The ratification period was the shortest in all of U. S. history: 107 days. The idea was first born during the Vietnam war, when young soldiers became interested in the political area. However, when Richard Nixon passed the Voting Rights Act, the U. S. Supreme Court ruled it unconstitutional. Congress decided to propose the 26th amendment, which was quickly ratified in order to avoid problems in the 1972 election. “Historically, 21 was the age of majority, the age of official adulthood, the age of voting.”

An argument used to back this proposal was the saying, “Old enough to fight, old enough to vote. ”3 A significant chunk of the U. S. population thought that if 18 year old adults were old enough to join military in combat, they should be allowed to vote. “It was not fair, people said, for young men who were giving their lives for the country not be able to vote for the leaders of that country. ” Basically, if 18 year old boys were old enough to fight for their country, they would enough to make choices in the country’s future.

In addition, more than fifty thousand people died trying to prevent communism from North Vietnam—the Vietnam War. There was an uproar, albeit small, in reaction to the lowering of minimum age of drafting from 19 to 18. Since there was so much opposition, President Richard Nixon decided to lower the voting age from 21 to 18. Although there was also an uproar to that, the 26th amendment still contributed to the legitimacy of the government by providing for the increased popular consent of younger adults.

The 26th amendment which was proposed on March 23rd, 1971 and ratified on July 1st, 1971, helped provide for the popular consent by changing the minimum voting age from 21 years of age to 18 years of age.
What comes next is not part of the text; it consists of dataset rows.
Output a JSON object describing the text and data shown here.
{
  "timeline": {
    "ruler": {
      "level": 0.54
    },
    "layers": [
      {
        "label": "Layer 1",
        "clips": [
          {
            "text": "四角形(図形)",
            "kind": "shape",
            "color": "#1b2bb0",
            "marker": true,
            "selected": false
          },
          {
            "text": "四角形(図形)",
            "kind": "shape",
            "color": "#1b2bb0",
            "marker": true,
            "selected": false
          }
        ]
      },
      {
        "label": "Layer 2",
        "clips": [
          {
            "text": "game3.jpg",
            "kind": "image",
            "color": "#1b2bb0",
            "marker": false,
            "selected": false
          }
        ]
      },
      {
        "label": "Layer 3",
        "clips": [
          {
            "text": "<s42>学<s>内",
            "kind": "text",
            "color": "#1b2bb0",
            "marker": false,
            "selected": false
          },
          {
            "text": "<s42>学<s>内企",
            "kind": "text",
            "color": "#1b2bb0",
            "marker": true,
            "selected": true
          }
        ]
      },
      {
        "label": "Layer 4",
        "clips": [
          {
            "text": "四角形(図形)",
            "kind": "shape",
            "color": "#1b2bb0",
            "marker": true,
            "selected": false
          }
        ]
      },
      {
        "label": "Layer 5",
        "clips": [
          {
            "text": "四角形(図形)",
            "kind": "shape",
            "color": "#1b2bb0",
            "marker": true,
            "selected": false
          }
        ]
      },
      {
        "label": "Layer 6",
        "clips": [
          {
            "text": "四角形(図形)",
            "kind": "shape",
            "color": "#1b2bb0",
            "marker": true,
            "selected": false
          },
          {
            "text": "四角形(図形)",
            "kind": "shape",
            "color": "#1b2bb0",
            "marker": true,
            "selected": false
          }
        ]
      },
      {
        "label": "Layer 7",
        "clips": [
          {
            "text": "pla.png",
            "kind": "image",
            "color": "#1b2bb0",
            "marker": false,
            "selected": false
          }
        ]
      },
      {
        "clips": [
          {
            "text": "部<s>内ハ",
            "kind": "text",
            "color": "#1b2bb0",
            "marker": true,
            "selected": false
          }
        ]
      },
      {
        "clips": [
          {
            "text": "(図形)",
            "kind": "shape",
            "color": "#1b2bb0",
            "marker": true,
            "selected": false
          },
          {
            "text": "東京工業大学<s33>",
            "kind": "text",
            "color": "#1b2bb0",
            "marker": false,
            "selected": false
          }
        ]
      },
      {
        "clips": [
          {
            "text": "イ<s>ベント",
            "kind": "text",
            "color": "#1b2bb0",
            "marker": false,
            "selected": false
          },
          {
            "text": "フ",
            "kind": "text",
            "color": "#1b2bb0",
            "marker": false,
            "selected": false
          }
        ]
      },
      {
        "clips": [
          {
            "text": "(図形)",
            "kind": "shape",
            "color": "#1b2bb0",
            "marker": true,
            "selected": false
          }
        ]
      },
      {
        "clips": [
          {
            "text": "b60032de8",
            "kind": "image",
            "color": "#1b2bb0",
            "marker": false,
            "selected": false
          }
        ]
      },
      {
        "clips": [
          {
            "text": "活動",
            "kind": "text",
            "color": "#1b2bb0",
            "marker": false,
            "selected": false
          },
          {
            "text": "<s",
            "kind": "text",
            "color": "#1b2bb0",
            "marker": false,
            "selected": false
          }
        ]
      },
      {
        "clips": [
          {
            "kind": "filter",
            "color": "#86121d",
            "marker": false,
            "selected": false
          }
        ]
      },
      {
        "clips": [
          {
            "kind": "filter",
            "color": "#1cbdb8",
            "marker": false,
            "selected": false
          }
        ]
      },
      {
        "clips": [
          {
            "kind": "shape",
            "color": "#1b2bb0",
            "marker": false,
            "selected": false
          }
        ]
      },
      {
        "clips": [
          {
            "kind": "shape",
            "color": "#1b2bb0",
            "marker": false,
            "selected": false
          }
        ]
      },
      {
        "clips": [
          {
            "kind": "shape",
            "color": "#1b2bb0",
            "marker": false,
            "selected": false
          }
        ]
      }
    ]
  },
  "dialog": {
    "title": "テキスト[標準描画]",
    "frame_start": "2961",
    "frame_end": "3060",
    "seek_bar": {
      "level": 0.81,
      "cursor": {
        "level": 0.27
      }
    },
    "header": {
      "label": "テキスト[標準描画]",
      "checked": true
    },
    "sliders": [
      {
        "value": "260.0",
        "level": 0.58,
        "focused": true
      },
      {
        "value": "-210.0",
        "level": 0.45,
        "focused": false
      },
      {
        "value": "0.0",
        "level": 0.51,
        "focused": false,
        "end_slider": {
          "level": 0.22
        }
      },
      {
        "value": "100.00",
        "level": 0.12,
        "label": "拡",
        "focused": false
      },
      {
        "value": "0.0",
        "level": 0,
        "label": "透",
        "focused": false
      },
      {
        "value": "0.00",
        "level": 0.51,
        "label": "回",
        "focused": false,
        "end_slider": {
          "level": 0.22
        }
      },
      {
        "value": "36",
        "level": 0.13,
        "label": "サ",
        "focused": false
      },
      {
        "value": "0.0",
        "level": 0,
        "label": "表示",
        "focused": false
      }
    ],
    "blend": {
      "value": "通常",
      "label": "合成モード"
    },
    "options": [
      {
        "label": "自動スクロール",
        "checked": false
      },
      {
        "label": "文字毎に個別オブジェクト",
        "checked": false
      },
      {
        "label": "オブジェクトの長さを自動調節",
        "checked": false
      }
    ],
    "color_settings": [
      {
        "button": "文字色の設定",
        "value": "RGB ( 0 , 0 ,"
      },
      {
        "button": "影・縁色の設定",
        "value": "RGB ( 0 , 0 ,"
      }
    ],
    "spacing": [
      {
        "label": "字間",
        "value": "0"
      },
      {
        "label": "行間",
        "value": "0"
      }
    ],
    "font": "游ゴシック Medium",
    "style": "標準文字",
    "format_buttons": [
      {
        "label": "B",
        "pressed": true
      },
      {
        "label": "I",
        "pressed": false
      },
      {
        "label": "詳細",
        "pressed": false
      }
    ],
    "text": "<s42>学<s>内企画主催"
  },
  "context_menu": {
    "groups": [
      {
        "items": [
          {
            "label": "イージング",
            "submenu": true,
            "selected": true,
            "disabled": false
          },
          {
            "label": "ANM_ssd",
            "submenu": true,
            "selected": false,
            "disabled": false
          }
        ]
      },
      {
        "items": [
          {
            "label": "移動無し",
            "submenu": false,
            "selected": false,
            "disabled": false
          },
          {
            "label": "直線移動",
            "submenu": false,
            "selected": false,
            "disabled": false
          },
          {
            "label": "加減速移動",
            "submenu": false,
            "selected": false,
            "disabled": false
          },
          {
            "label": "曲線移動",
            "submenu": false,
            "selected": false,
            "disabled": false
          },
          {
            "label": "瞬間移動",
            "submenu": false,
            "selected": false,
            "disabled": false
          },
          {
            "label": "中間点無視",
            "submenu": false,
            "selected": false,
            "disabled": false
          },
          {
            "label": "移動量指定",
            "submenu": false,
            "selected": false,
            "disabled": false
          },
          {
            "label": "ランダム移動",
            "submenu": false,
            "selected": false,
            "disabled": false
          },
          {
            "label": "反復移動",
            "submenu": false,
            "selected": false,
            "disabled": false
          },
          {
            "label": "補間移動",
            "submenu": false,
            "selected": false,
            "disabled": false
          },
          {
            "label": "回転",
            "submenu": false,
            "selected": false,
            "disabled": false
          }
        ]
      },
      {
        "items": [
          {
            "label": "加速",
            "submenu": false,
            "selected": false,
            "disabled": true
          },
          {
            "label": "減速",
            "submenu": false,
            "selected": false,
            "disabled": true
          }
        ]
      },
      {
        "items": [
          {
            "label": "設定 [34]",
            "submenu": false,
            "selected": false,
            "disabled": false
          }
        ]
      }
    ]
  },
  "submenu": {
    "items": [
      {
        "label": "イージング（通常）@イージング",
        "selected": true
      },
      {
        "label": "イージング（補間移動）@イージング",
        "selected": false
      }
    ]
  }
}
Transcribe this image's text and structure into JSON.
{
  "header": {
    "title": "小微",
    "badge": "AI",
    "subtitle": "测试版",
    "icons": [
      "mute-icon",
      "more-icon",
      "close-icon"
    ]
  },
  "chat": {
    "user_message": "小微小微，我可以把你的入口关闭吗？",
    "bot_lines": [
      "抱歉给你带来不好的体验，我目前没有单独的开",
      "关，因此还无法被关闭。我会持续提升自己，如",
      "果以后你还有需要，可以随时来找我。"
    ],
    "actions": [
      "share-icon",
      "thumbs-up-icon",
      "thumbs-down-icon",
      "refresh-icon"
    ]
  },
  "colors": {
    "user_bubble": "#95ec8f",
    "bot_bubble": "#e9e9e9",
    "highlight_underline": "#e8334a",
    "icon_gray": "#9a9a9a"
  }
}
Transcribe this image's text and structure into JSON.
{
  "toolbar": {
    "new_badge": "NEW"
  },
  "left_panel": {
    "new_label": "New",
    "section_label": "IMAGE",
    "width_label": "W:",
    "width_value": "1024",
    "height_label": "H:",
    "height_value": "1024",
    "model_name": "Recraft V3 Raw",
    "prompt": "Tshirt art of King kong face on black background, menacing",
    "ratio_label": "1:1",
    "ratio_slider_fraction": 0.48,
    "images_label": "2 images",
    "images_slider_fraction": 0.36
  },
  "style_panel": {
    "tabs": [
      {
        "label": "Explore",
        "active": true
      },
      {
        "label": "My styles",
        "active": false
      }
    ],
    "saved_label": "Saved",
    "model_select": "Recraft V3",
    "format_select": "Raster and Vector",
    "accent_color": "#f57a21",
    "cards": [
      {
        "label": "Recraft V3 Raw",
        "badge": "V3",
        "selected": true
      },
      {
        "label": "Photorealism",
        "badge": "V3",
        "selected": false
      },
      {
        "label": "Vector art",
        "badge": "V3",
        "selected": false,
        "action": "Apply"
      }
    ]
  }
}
More people wanted the minimum voting age to be lowered to 18, especially soldiers and friends and family of the soldiers in the Vietnam war. The popular consent thought that if 18 year olds were the minimum to be drafted into military combat, they should be able to vote.

In addition, although the amendment went through a short but complex process in order to provide for the majority. Some people say that there’s a contradiction in the 26th amendment: it implies discrimination against minors under 18 years of age, but prohibits adults 18 years of age and older from discriminating against minors. Although this contradiction is present in the amendment, the amendment is still very important—it creates more balance and equality between military age draft and voting age. But more importantly, this amendment helps reinforce the American identity—freedom.